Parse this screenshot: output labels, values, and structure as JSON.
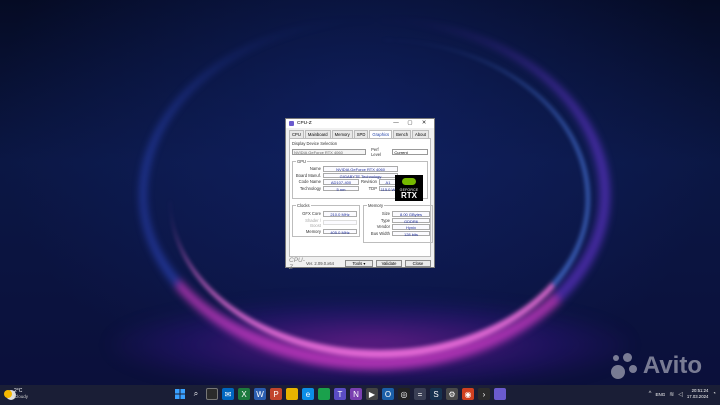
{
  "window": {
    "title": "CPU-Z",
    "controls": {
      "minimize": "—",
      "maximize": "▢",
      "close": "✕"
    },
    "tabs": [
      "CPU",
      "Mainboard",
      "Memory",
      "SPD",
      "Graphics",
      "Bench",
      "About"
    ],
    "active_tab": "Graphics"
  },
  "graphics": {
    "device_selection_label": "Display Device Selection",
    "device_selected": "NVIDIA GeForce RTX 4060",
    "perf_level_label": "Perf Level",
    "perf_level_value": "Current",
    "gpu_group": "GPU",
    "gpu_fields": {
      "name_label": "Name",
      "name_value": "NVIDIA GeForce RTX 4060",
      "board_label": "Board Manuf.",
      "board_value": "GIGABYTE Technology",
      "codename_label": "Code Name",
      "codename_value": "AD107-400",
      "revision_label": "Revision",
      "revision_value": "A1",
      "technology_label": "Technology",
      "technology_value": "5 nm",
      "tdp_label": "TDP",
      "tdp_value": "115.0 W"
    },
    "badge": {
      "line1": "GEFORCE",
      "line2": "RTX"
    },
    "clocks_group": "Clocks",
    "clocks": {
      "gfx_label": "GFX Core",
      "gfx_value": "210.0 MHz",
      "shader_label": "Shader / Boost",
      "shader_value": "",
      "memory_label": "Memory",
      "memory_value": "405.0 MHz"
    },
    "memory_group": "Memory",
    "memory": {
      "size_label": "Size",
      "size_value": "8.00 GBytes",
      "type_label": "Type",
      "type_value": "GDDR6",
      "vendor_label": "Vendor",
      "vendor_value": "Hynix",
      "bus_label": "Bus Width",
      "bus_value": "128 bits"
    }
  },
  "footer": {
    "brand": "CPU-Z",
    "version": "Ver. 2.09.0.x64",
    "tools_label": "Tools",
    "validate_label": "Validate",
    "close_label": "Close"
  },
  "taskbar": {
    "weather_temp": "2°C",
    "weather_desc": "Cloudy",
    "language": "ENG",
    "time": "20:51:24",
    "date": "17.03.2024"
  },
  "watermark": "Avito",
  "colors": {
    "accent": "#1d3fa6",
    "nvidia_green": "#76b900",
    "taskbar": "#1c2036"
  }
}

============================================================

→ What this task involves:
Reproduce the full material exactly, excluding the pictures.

→ Result of this task:
Parse this screenshot: output labels, values, and structure as JSON.
{
  "window": {
    "title": "CPU-Z",
    "controls": {
      "minimize": "—",
      "maximize": "▢",
      "close": "✕"
    },
    "tabs": [
      "CPU",
      "Mainboard",
      "Memory",
      "SPD",
      "Graphics",
      "Bench",
      "About"
    ],
    "active_tab": "Graphics"
  },
  "graphics": {
    "device_selection_label": "Display Device Selection",
    "device_selected": "NVIDIA GeForce RTX 4060",
    "perf_level_label": "Perf Level",
    "perf_level_value": "Current",
    "gpu_group": "GPU",
    "gpu_fields": {
      "name_label": "Name",
      "name_value": "NVIDIA GeForce RTX 4060",
      "board_label": "Board Manuf.",
      "board_value": "GIGABYTE Technology",
      "codename_label": "Code Name",
      "codename_value": "AD107-400",
      "revision_label": "Revision",
      "revision_value": "A1",
      "technology_label": "Technology",
      "technology_value": "5 nm",
      "tdp_label": "TDP",
      "tdp_value": "115.0 W"
    },
    "badge": {
      "line1": "GEFORCE",
      "line2": "RTX"
    },
    "clocks_group": "Clocks",
    "clocks": {
      "gfx_label": "GFX Core",
      "gfx_value": "210.0 MHz",
      "shader_label": "Shader / Boost",
      "shader_value": "",
      "memory_label": "Memory",
      "memory_value": "405.0 MHz"
    },
    "memory_group": "Memory",
    "memory": {
      "size_label": "Size",
      "size_value": "8.00 GBytes",
      "type_label": "Type",
      "type_value": "GDDR6",
      "vendor_label": "Vendor",
      "vendor_value": "Hynix",
      "bus_label": "Bus Width",
      "bus_value": "128 bits"
    }
  },
  "footer": {
    "brand": "CPU-Z",
    "version": "Ver. 2.09.0.x64",
    "tools_label": "Tools",
    "validate_label": "Validate",
    "close_label": "Close"
  },
  "taskbar": {
    "weather_temp": "2°C",
    "weather_desc": "Cloudy",
    "language": "ENG",
    "time": "20:51:24",
    "date": "17.03.2024"
  },
  "watermark": "Avito",
  "colors": {
    "accent": "#1d3fa6",
    "nvidia_green": "#76b900",
    "taskbar": "#1c2036"
  }
}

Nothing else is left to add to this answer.